Cities need detailed information about their emissions and climate risks to plan for transformative climate action. In the case of Abuja (Nigeria), where data is like gold dust, obtaining this information can be a costly and daunting task, but household surveys can yield high-quality results and provide crucial insights into how emissions are generated and how climate change impacts communities on the ground.
Time and again, cities are recognised as contributing the most to global emissions, even if the present contribution of Sub-Saharan Africa represents a minimal share. However, as the region is amongst the fastest-growing in the world, the emissions of African cities could as much as triple in the coming decade if they continue on their current, carbon-intensive development pathway. Therefore, undertaking robust climate action planning now is essential to limiting future emissions.
The Abuja Municipal Area Council (AMAC) joined the Covenant of Mayors in Sub-Saharan Africa (CoM SSA) in January 2021. In doing so, it committed to developing a Sustainable Energy Access and Climate Action Plan (SEACAP), a key document that sets the strategies, plans and actions to reduce emissions and build stronger, sustainable cities. But as the SEACAP includes an inventory of emissions and details current and future climate hazards affecting the most vulnerable communities, it needs to be grounded in good quality data.
Challenges of obtaining data to inform climate action planning
Data is difficult to come by in many African cities; it may simply not exist or – when it does exist – it is either not extensive, not in a usable format or not accessible. There are ways to get around this. For instance, detailed desktop research can yield good results and conducting workshops with key municipal officials can often fill in the information gaps. However, this is not enough.
How cities can use household surveys to inform their baseline data
After substantial research and workshops in AMAC, there were still several gaps in the data needed to understand the city’s emissions, energy usage and climate risks. With support from GIZ and ICLEI Africa, the Council embarked on a city-wide survey to understand where emissions are coming from, how people are accessing energy, what climate hazards are affecting the area and who is the most vulnerable to climate change impacts. Surveys conducted in 637 households across 50 of the 250 communities in the city’s 12 wards provided detailed results.
The data also revealed insightful information about how people access energy and cook: 71% of households have access to clean energy, but 55% still rely on the traditional use of biomass for cooking. Two-thirds of households rely on Liquefied petroleum gas (LPG) or other sources of energy. Almost everyone surveyed (94%) stated that they are willing to pay for the transition to clean cooking should it become available to them.
The survey also highlighted that extreme hot days, heat waves, rainstorms and flooding are the climate hazards mostly affecting the citizens, and these hazards are getting worse every year.

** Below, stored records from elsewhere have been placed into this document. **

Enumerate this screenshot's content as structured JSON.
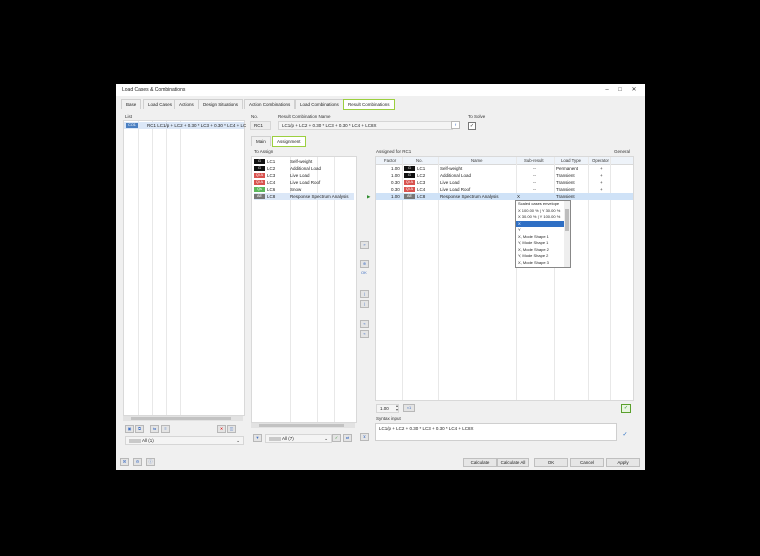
{
  "window": {
    "title": "Load Cases & Combinations"
  },
  "tabs": [
    "Base",
    "Load Cases",
    "Actions",
    "Design Situations",
    "Action Combinations",
    "Load Combinations",
    "Result Combinations"
  ],
  "list": {
    "label": "List",
    "item": {
      "badge": "CO1",
      "text": "RC1  LC1/p + LC2 + 0.30 * LC3 + 0.30 * LC4 + LC"
    },
    "filter": "All (1)"
  },
  "header": {
    "no_label": "No.",
    "no_value": "RC1",
    "name_label": "Result Combination Name",
    "name_value": "LC1/p + LC2 + 0.30 * LC3 + 0.30 * LC4 + LC8X",
    "fx": "f",
    "solve_label": "To Solve",
    "solve_check": "✓"
  },
  "subtabs": [
    "Main",
    "Assignment"
  ],
  "to_assign": {
    "label": "To Assign",
    "items": [
      {
        "badge": "G",
        "color": "#111111",
        "code": "LC1",
        "name": "Self-weight"
      },
      {
        "badge": "G",
        "color": "#111111",
        "code": "LC2",
        "name": "Additional Load"
      },
      {
        "badge": "Qi A",
        "color": "#d9534f",
        "code": "LC3",
        "name": "Live Load"
      },
      {
        "badge": "Qi A",
        "color": "#d9534f",
        "code": "LC4",
        "name": "Live Load Roof"
      },
      {
        "badge": "Qs",
        "color": "#5cb85c",
        "code": "LC6",
        "name": "Snow"
      },
      {
        "badge": "AE",
        "color": "#777777",
        "code": "LC8",
        "name": "Response Spectrum Analysis"
      }
    ],
    "filter": "All (7)"
  },
  "middle_buttons": [
    "»",
    "⊕",
    "OK",
    "|",
    "|",
    "«",
    "«"
  ],
  "assigned": {
    "label": "Assigned for RC1",
    "general": "General",
    "columns": [
      "Factor",
      "No.",
      "Name",
      "Sub-result",
      "Load Type",
      "Operator"
    ],
    "rows": [
      {
        "factor": "1.00",
        "badge": "G",
        "color": "#111111",
        "code": "LC1",
        "name": "Self-weight",
        "sub": "--",
        "type": "Permanent",
        "op": "+"
      },
      {
        "factor": "1.00",
        "badge": "G",
        "color": "#111111",
        "code": "LC2",
        "name": "Additional Load",
        "sub": "--",
        "type": "Transient",
        "op": "+"
      },
      {
        "factor": "0.30",
        "badge": "Qi A",
        "color": "#d9534f",
        "code": "LC3",
        "name": "Live Load",
        "sub": "--",
        "type": "Transient",
        "op": "+"
      },
      {
        "factor": "0.30",
        "badge": "Qi A",
        "color": "#d9534f",
        "code": "LC4",
        "name": "Live Load Roof",
        "sub": "--",
        "type": "Transient",
        "op": "+"
      },
      {
        "factor": "1.00",
        "badge": "AE",
        "color": "#777777",
        "code": "LC8",
        "name": "Response Spectrum Analysis",
        "sub": "X",
        "type": "Transient",
        "op": ""
      }
    ],
    "dropdown": [
      "Scaled cases envelope",
      "X 100.00 % | Y 30.00 %",
      "X 30.00 % | Y 100.00 %",
      "X",
      "Y",
      "X, Mode Shape 1",
      "Y, Mode Shape 1",
      "X, Mode Shape 2",
      "Y, Mode Shape 2",
      "X, Mode Shape 3"
    ],
    "factor_input": "1.00",
    "factor_unit": "×1"
  },
  "syntax": {
    "label": "Syntax input",
    "value": "LC1/p + LC2 + 0.30 * LC3 + 0.30 * LC4 + LC8X"
  },
  "buttons": {
    "calculate": "Calculate",
    "calculate_all": "Calculate All",
    "ok": "OK",
    "cancel": "Cancel",
    "apply": "Apply"
  }
}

It also found that there are more population groups than originally anticipated who feel they are vulnerable to the impacts of climate change, including low-income households, indigenous people, women and children, displaced people and the elderly.
These details are crucial for AMAC to consider when setting targets and actions for the city going forward.
Surveys as a way to support SEACAP development
In the case of AMAC, the household survey not only answered the city’s questions about where the emissions are coming from and how energy is being consumed in households, but it also gave a key snapshot into how climate change is already affecting communities on the ground. The survey also provided people living in the area an opportunity to make their experiences heard, bringing to sharp focus the local reality.
The household survey results and aggregated data from the Proxy Data Tool is helping AMAC to understand deeply its emissions profile, the pattern of household energy consumption and the climate risks facing its citizens. Armed with this information, Abuja has found a way to bring the experience of its people into the SEACAP, thereby helping to identify actions that will transform the way the citizens of Abuja cook, access electricity, dispose of their waste, and move around the city.